Five minutes into an hour-long TED-Talk-like multimedia presentation about the cosmos, in French, I’m kicking myself for not taking the language more seriously in high school. But as educator Philippe Robert-Staehler explains in perfect English as we head outside for the second part of our program, “When you go outside to see the sky, we can all speak the same universal language of the stars.”

The Popular Observatory is in the International Dark-Sky Association’s first International Dark Sky Reserve. (Guillaume Poulin)

Through a trio of tripod-mounted telescopes, we take turns peeking at reddish Mars and ringed Saturn along with one of its moons, Titan.

Done with the telescopes, we notice that the sky has grown darker. And a ridiculous number of stars and planets appear as if on cue. I glance over at my wife, Gail, and Ewan. They look the same way I feel: awed.

Instructor Remi Boucher points out a curiously brassy-hued little object zipping by . A satellite, he says. It would be the first of a handful we’ll see over the next two nights.

The sky darker still, the Milky Way reveals itself, a cloudlike band of lights spanning the sky. “This is our galaxy, seen from the inside,” says Philippe, pointing out constellations I had only seen in books or on TV. We lie in the cool grass, watching the cosmic light show.

Late that night, while drifting off to sleep, I imagine I can still see it.

The next morning brings more absurdly good food, homemade yogurt with fresh raspberries and blackberries, poached eggs over maple syrup-cured ham hash and homemade spelt-bread toast with jelly made from local wild lingonberries. When innkeeper François notices that Ewan likes the edible flowers garnishing his plate, he brings more to share. We agree that they taste like mangoes.

Fortified, we spend the day exploring the area by car and hiking up nearby Mont-Saint-Joseph.
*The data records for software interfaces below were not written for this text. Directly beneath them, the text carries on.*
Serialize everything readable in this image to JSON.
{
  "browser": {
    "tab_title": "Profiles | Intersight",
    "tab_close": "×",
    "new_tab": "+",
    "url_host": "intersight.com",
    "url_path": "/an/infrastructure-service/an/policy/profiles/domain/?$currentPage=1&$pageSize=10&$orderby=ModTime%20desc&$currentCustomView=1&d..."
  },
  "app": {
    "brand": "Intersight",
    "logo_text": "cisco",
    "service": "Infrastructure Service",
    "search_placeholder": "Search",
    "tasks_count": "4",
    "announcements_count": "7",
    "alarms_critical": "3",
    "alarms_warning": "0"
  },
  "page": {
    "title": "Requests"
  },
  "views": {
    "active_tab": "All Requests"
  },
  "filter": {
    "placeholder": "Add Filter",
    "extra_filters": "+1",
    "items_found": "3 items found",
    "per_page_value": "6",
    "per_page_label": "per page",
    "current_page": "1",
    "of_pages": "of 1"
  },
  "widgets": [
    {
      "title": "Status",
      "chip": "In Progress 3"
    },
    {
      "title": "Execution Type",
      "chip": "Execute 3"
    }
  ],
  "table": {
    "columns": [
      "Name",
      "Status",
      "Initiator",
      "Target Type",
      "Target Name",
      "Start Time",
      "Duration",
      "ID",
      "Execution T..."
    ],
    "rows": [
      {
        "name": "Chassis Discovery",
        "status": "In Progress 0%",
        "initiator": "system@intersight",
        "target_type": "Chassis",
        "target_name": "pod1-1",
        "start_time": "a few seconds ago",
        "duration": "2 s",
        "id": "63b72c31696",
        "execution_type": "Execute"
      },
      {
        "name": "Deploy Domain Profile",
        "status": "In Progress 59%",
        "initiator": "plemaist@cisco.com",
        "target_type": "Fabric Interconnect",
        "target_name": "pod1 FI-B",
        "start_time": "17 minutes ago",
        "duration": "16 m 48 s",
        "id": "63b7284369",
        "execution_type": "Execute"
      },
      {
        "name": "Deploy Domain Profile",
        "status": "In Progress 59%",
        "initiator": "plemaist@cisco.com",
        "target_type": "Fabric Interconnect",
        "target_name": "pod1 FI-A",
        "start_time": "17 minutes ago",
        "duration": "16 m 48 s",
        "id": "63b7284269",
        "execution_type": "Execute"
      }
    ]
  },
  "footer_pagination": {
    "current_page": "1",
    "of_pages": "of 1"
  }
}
We encounter a doe and her fawn crossing the road on our way back to the B&B for a snooze.

Back at the base of Mont Mégantic that evening, we join a dozen-odd other visitors for the 15-minute ride up the steep and twisting mountain road in a big orange and black school bus.

Atop the mountain, we crowd inside the spaceshiplike Popular Observatory, taking turns spying celestial wonders through a telescope the size of a large fridge.
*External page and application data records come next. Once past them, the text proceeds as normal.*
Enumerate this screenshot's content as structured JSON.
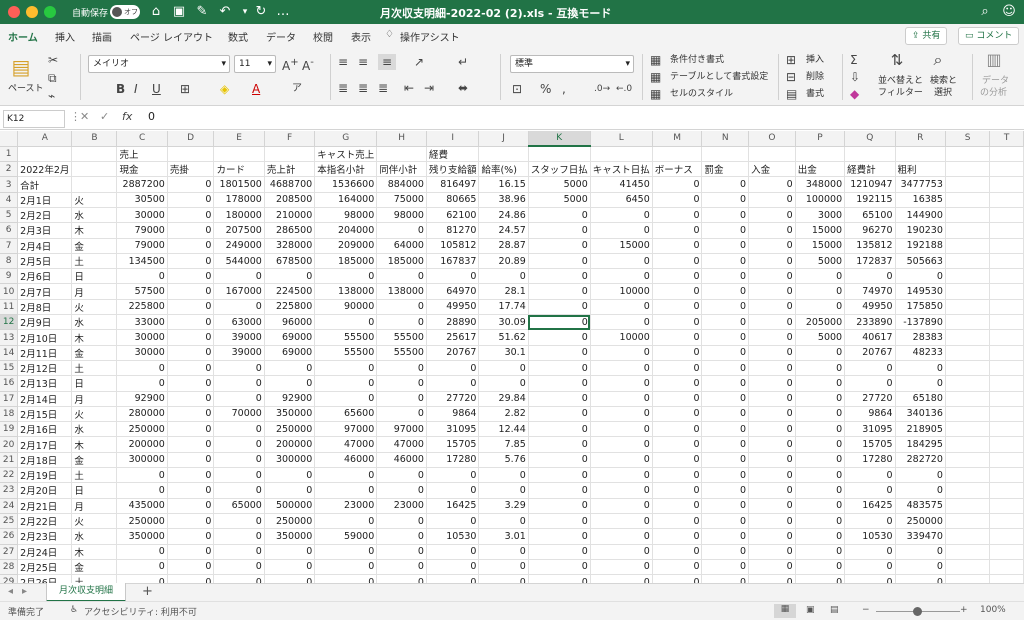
{
  "titlebar": {
    "autosave_label": "自動保存",
    "toggle_state": "オフ",
    "document_title": "月次収支明細-2022-02 (2).xls  -  互換モード"
  },
  "tabs": [
    "ホーム",
    "挿入",
    "描画",
    "ページ レイアウト",
    "数式",
    "データ",
    "校閲",
    "表示"
  ],
  "assist": "操作アシスト",
  "share_label": "共有",
  "comment_label": "コメント",
  "ribbon": {
    "paste_label": "ペースト",
    "font_name": "メイリオ",
    "font_size": "11",
    "number_format": "標準",
    "cond_format": "条件付き書式",
    "table_format": "テーブルとして書式設定",
    "cell_style": "セルのスタイル",
    "insert": "挿入",
    "delete": "削除",
    "format": "書式",
    "sort_filter_1": "並べ替えと",
    "sort_filter_2": "フィルター",
    "find_1": "検索と",
    "find_2": "選択",
    "analyze_1": "データ",
    "analyze_2": "の分析"
  },
  "formula": {
    "cell_ref": "K12",
    "content": "0"
  },
  "grid": {
    "columns": [
      "A",
      "B",
      "C",
      "D",
      "E",
      "F",
      "G",
      "H",
      "I",
      "J",
      "K",
      "L",
      "M",
      "N",
      "O",
      "P",
      "Q",
      "R",
      "S",
      "T"
    ],
    "rows": [
      [
        "",
        "",
        "売上",
        "",
        "",
        "",
        "キャスト売上",
        "",
        "経費",
        "",
        "",
        "",
        "",
        "",
        "",
        "",
        "",
        "",
        "",
        ""
      ],
      [
        "2022年2月",
        "",
        "現金",
        "売掛",
        "カード",
        "売上計",
        "本指名小計",
        "同伴小計",
        "残り支給額",
        "給率(%)",
        "スタッフ日払",
        "キャスト日払",
        "ボーナス",
        "罰金",
        "入金",
        "出金",
        "経費計",
        "粗利",
        "",
        ""
      ],
      [
        "合計",
        "",
        "2887200",
        "0",
        "1801500",
        "4688700",
        "1536600",
        "884000",
        "816497",
        "16.15",
        "5000",
        "41450",
        "0",
        "0",
        "0",
        "348000",
        "1210947",
        "3477753",
        "",
        ""
      ],
      [
        "2月1日",
        "火",
        "30500",
        "0",
        "178000",
        "208500",
        "164000",
        "75000",
        "80665",
        "38.96",
        "5000",
        "6450",
        "0",
        "0",
        "0",
        "100000",
        "192115",
        "16385",
        "",
        ""
      ],
      [
        "2月2日",
        "水",
        "30000",
        "0",
        "180000",
        "210000",
        "98000",
        "98000",
        "62100",
        "24.86",
        "0",
        "0",
        "0",
        "0",
        "0",
        "3000",
        "65100",
        "144900",
        "",
        ""
      ],
      [
        "2月3日",
        "木",
        "79000",
        "0",
        "207500",
        "286500",
        "204000",
        "0",
        "81270",
        "24.57",
        "0",
        "0",
        "0",
        "0",
        "0",
        "15000",
        "96270",
        "190230",
        "",
        ""
      ],
      [
        "2月4日",
        "金",
        "79000",
        "0",
        "249000",
        "328000",
        "209000",
        "64000",
        "105812",
        "28.87",
        "0",
        "15000",
        "0",
        "0",
        "0",
        "15000",
        "135812",
        "192188",
        "",
        ""
      ],
      [
        "2月5日",
        "土",
        "134500",
        "0",
        "544000",
        "678500",
        "185000",
        "185000",
        "167837",
        "20.89",
        "0",
        "0",
        "0",
        "0",
        "0",
        "5000",
        "172837",
        "505663",
        "",
        ""
      ],
      [
        "2月6日",
        "日",
        "0",
        "0",
        "0",
        "0",
        "0",
        "0",
        "0",
        "0",
        "0",
        "0",
        "0",
        "0",
        "0",
        "0",
        "0",
        "0",
        "",
        ""
      ],
      [
        "2月7日",
        "月",
        "57500",
        "0",
        "167000",
        "224500",
        "138000",
        "138000",
        "64970",
        "28.1",
        "0",
        "10000",
        "0",
        "0",
        "0",
        "0",
        "74970",
        "149530",
        "",
        ""
      ],
      [
        "2月8日",
        "火",
        "225800",
        "0",
        "0",
        "225800",
        "90000",
        "0",
        "49950",
        "17.74",
        "0",
        "0",
        "0",
        "0",
        "0",
        "0",
        "49950",
        "175850",
        "",
        ""
      ],
      [
        "2月9日",
        "水",
        "33000",
        "0",
        "63000",
        "96000",
        "0",
        "0",
        "28890",
        "30.09",
        "0",
        "0",
        "0",
        "0",
        "0",
        "205000",
        "233890",
        "-137890",
        "",
        ""
      ],
      [
        "2月10日",
        "木",
        "30000",
        "0",
        "39000",
        "69000",
        "55500",
        "55500",
        "25617",
        "51.62",
        "0",
        "10000",
        "0",
        "0",
        "0",
        "5000",
        "40617",
        "28383",
        "",
        ""
      ],
      [
        "2月11日",
        "金",
        "30000",
        "0",
        "39000",
        "69000",
        "55500",
        "55500",
        "20767",
        "30.1",
        "0",
        "0",
        "0",
        "0",
        "0",
        "0",
        "20767",
        "48233",
        "",
        ""
      ],
      [
        "2月12日",
        "土",
        "0",
        "0",
        "0",
        "0",
        "0",
        "0",
        "0",
        "0",
        "0",
        "0",
        "0",
        "0",
        "0",
        "0",
        "0",
        "0",
        "",
        ""
      ],
      [
        "2月13日",
        "日",
        "0",
        "0",
        "0",
        "0",
        "0",
        "0",
        "0",
        "0",
        "0",
        "0",
        "0",
        "0",
        "0",
        "0",
        "0",
        "0",
        "",
        ""
      ],
      [
        "2月14日",
        "月",
        "92900",
        "0",
        "0",
        "92900",
        "0",
        "0",
        "27720",
        "29.84",
        "0",
        "0",
        "0",
        "0",
        "0",
        "0",
        "27720",
        "65180",
        "",
        ""
      ],
      [
        "2月15日",
        "火",
        "280000",
        "0",
        "70000",
        "350000",
        "65600",
        "0",
        "9864",
        "2.82",
        "0",
        "0",
        "0",
        "0",
        "0",
        "0",
        "9864",
        "340136",
        "",
        ""
      ],
      [
        "2月16日",
        "水",
        "250000",
        "0",
        "0",
        "250000",
        "97000",
        "97000",
        "31095",
        "12.44",
        "0",
        "0",
        "0",
        "0",
        "0",
        "0",
        "31095",
        "218905",
        "",
        ""
      ],
      [
        "2月17日",
        "木",
        "200000",
        "0",
        "0",
        "200000",
        "47000",
        "47000",
        "15705",
        "7.85",
        "0",
        "0",
        "0",
        "0",
        "0",
        "0",
        "15705",
        "184295",
        "",
        ""
      ],
      [
        "2月18日",
        "金",
        "300000",
        "0",
        "0",
        "300000",
        "46000",
        "46000",
        "17280",
        "5.76",
        "0",
        "0",
        "0",
        "0",
        "0",
        "0",
        "17280",
        "282720",
        "",
        ""
      ],
      [
        "2月19日",
        "土",
        "0",
        "0",
        "0",
        "0",
        "0",
        "0",
        "0",
        "0",
        "0",
        "0",
        "0",
        "0",
        "0",
        "0",
        "0",
        "0",
        "",
        ""
      ],
      [
        "2月20日",
        "日",
        "0",
        "0",
        "0",
        "0",
        "0",
        "0",
        "0",
        "0",
        "0",
        "0",
        "0",
        "0",
        "0",
        "0",
        "0",
        "0",
        "",
        ""
      ],
      [
        "2月21日",
        "月",
        "435000",
        "0",
        "65000",
        "500000",
        "23000",
        "23000",
        "16425",
        "3.29",
        "0",
        "0",
        "0",
        "0",
        "0",
        "0",
        "16425",
        "483575",
        "",
        ""
      ],
      [
        "2月22日",
        "火",
        "250000",
        "0",
        "0",
        "250000",
        "0",
        "0",
        "0",
        "0",
        "0",
        "0",
        "0",
        "0",
        "0",
        "0",
        "0",
        "250000",
        "",
        ""
      ],
      [
        "2月23日",
        "水",
        "350000",
        "0",
        "0",
        "350000",
        "59000",
        "0",
        "10530",
        "3.01",
        "0",
        "0",
        "0",
        "0",
        "0",
        "0",
        "10530",
        "339470",
        "",
        ""
      ],
      [
        "2月24日",
        "木",
        "0",
        "0",
        "0",
        "0",
        "0",
        "0",
        "0",
        "0",
        "0",
        "0",
        "0",
        "0",
        "0",
        "0",
        "0",
        "0",
        "",
        ""
      ],
      [
        "2月25日",
        "金",
        "0",
        "0",
        "0",
        "0",
        "0",
        "0",
        "0",
        "0",
        "0",
        "0",
        "0",
        "0",
        "0",
        "0",
        "0",
        "0",
        "",
        ""
      ],
      [
        "2月26日",
        "土",
        "0",
        "0",
        "0",
        "0",
        "0",
        "0",
        "0",
        "0",
        "0",
        "0",
        "0",
        "0",
        "0",
        "0",
        "0",
        "0",
        "",
        ""
      ]
    ]
  },
  "sheet_tab": "月次収支明細",
  "status": {
    "ready": "準備完了",
    "accessibility": "アクセシビリティ: 利用不可",
    "zoom": "100%"
  }
}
Visitors can experience the night sky free from light pollution. (Hemis/Alamy Stock Photo)

Though most of our ponytailed guide Olivier Menard’s words are lost on us, his boyish enthusiasm needs no translation. I’m confident that I’ve added to my meager French vocabulary the term “amas globulaire,” or globular cluster, after he shows us a shimmering collection of ancient stars on the edge of our galaxy.

Like the night before, we most enjoy the sky outside. The heavens appear more vibrant tonight, the Milky Way yet more generous. From a wooden bench, we huddle in the chilly air, looking heavenward. Gail spots a shooting star. “Amazing” is a word we can’t stop whispering to each other.

Back at our B&B late that night, we agree with Ewan that the best way to stargaze is while lying on your back. All that craning your neck while seated can give you a crick. Stargazer’s Neck, we dub it. Or as we jokingly try to translate it into French, Mal de Megantic.

Abercrombie is a writer based in Tampa.

More from Travel:

Italy’s overlooked ‘heel’ has a wealth of food, wine and unique architecture

A wilderness survival course leaves a novice camper hungry, cold and triumphant

Long regarded as an architecture lovers shrine, Sarasota, Fla., attracts fresh fans

If you go
Where to stay

Au Vaillantbourg

12 Rue Principale Ouest,


Cozy, century-old home located at the foot of Mont-Megantic. Most ingredients for proprietor and chef Melanie Champoux’s inventive multicourse meals at this bed-and-breakfast come from her garden. Four rooms available in the main house, along with a charming cottage. Rooms start at about $40.

What to do

Mont-Megantic National Park

189 Route du Parc,


The world’s first International Dark Sky Reserve, the park is also home to a pair of observatories, one of which is open to the public. Besides attracting stargazers, the park draws (depending on the season) fans of hiking, skiing and snowshoeing. Lodging includes camp sites, huts and a handful of cabins. Tickets for stargazing activities run $21 for adults, free for kids 17 and younger. Reservations recommended.


— P.A.